THE letter and reply in spring’s Army&You about Longer Separation Allowance (LSA) being taxed did not raise the question of why it is done at the rate of income tax.
My husband’s salary is taxed at 40 per cent and so, therefore, is our LSA. During his last tour he received £18.39 per day, reduced to £11.03 after NI and income tax.
If the level of LSA paid is dependent on separation time throughout career, how then is it fair that we receive far less than someone on a lower income tax band, who has had similar levels of separation?
Those that have promoted further and have moved into a higher wage bracket, receive less money. As was quoted in last issue’s response: “JSP 752 states that the aim of LSA is to support and improve retention by compensating those personnel experiencing separation over and above that compensated for by basic pay’s X-Factor element.”
I appreciate the extra £300 a month when my husband is away. It allows the children and me to fill the weekends and holidays with exciting activities that we would otherwise be unable to do.
However, it irks me that the majority of the other battalion families receive an extra £100. Soldiers and families are all experiencing the same support and retention issues, and we should not be penalised through rank.
Name and address supplied
Response from AFF Employment, Training, Money & Allowances Specialist, Caroline Mayne: Thank you for your question and we absolutely understand your frustrations. However, this is a personal taxation issue rather than a rank or allowance issue.
As with salaries in civvy street, allowances and bonuses are usually treated as part of normal taxable income and tax and NICs will be paid on it through PAYE in the usual way.
The impact of pay rise due to promotion, in the Forces and in civvy street, inevitably affects personal taxation. But on the positive side, an increase in military salary or allowances will still result in an increase in take-home pay.

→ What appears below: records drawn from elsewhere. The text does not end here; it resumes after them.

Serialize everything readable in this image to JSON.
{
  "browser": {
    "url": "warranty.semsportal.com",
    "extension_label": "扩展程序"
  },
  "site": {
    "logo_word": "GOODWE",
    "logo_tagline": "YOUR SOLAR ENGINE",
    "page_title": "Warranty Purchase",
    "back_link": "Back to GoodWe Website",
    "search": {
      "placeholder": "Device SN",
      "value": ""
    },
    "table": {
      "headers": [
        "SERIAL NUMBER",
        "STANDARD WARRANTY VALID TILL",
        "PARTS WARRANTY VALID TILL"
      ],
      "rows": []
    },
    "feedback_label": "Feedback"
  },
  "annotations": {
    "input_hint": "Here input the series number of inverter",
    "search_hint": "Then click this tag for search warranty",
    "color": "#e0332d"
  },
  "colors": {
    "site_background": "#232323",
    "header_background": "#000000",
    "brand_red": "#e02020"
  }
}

There are, of course, some allowances that are not taxable. This is assessed using the relevant HMRC legislation. These include Local Overseas Allowance, Food and Incidentals Allowance, Home to Duty Travel, Get You Home Travel and Operational Allowance.